> What you should do
Note each line in the data holding the string "JSON" and report it.

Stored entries

════════════════════

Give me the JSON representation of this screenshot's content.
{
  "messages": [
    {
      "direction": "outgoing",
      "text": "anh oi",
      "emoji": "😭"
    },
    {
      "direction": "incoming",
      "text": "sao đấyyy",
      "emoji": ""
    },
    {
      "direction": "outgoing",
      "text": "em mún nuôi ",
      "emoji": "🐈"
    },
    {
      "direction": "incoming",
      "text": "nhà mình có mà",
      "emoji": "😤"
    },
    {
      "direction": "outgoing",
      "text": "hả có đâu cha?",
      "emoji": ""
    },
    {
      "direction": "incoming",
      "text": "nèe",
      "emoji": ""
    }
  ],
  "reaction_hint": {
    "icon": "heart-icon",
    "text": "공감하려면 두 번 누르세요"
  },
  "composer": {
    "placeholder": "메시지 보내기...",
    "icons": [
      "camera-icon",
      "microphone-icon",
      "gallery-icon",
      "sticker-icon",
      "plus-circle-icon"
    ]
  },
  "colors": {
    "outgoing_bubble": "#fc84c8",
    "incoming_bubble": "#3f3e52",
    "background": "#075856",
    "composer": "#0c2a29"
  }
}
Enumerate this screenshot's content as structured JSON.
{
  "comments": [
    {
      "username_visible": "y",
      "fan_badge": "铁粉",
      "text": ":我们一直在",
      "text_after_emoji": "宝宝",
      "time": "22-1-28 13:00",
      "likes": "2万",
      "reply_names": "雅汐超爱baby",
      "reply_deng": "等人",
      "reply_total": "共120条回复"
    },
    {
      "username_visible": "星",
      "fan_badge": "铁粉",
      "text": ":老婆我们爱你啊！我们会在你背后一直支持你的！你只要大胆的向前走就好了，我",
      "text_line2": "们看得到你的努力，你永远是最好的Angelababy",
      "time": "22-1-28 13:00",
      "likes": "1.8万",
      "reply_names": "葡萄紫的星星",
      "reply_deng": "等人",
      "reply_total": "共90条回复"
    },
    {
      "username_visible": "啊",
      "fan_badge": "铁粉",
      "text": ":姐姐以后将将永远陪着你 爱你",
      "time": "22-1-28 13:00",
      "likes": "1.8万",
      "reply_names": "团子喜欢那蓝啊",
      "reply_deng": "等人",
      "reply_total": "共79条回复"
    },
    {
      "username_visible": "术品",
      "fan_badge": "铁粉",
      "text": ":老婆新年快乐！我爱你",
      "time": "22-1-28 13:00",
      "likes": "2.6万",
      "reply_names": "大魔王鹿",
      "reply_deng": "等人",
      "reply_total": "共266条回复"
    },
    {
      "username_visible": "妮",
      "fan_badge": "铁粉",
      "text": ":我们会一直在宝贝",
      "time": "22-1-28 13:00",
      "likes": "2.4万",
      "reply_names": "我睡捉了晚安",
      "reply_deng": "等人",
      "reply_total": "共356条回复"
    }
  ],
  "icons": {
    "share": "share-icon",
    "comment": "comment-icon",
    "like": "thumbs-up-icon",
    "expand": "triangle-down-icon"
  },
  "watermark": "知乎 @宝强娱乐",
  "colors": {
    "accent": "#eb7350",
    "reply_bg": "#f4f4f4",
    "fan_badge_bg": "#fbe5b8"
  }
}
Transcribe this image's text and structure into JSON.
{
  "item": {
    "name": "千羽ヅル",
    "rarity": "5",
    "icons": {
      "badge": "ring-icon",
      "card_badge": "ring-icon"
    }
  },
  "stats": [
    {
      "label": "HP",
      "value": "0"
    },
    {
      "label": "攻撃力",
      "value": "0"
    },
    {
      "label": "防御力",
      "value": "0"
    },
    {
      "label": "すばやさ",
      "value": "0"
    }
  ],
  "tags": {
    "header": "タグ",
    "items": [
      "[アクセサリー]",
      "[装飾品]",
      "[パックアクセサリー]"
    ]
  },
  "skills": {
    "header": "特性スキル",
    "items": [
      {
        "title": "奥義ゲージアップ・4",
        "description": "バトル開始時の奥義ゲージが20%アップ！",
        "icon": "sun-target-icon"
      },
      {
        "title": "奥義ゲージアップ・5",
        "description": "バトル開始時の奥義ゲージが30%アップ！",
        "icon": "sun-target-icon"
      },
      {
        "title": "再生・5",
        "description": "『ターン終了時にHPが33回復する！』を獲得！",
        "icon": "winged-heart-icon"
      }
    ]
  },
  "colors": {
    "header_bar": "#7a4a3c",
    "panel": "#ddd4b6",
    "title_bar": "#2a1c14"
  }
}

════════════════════

> Answer area
Give me the JSON representation of this screenshot's content.
Enumerate this screenshot's content as structured JSON.
Transcribe this image's text and structure into JSON.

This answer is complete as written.